§ Aim of the task: Please return every line of the records below that holds the word "icon".

§ Available data:

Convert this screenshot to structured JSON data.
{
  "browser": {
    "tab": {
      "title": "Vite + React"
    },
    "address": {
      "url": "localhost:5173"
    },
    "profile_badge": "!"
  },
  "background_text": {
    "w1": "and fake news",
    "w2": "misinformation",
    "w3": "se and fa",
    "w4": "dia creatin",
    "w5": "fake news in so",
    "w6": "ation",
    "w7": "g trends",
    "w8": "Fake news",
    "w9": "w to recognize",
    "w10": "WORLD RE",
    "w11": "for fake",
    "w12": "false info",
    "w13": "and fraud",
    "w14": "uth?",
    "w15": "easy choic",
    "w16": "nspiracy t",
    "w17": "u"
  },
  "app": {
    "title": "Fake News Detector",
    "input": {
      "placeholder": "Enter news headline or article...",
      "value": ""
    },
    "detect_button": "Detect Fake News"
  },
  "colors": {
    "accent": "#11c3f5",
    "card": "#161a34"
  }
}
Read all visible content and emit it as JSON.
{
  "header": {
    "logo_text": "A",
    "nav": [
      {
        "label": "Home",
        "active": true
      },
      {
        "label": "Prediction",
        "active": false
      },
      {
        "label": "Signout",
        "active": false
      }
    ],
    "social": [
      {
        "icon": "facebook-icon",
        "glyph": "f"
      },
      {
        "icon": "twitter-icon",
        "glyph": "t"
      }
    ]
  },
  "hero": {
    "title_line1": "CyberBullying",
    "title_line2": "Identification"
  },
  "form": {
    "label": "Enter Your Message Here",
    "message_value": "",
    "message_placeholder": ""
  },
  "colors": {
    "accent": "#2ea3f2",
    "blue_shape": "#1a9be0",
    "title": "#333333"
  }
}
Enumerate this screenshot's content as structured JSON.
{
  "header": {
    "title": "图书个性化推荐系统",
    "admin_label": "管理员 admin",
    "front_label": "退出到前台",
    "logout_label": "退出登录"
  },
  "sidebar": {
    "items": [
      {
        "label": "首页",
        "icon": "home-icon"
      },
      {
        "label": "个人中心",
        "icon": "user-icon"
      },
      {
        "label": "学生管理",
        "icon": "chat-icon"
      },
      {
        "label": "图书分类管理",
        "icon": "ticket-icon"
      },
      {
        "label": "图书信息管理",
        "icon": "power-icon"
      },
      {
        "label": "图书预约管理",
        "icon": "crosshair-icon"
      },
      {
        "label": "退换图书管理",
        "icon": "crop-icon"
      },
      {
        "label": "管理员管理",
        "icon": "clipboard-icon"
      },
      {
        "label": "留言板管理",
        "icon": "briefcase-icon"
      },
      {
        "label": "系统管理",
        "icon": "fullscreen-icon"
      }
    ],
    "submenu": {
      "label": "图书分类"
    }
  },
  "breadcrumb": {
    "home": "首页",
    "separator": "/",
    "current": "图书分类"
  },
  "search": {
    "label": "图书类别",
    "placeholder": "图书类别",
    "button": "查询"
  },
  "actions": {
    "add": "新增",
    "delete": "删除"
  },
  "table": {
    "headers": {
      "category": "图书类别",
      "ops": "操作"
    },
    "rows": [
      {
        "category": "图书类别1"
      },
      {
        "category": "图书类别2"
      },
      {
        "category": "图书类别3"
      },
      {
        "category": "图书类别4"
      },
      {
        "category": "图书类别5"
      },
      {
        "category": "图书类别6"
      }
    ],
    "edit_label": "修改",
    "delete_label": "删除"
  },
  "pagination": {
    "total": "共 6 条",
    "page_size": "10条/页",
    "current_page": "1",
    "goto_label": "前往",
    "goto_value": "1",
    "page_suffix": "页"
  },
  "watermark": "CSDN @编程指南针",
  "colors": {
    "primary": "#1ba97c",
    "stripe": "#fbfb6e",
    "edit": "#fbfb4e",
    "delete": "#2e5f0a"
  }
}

§ Written response:
        "icon": "facebook-icon",
        "icon": "twitter-icon",
        "icon": "home-icon"
        "icon": "user-icon"
        "icon": "chat-icon"
        "icon": "ticket-icon"
        "icon": "power-icon"
        "icon": "crosshair-icon"
        "icon": "crop-icon"
        "icon": "clipboard-icon"
        "icon": "briefcase-icon"
        "icon": "fullscreen-icon"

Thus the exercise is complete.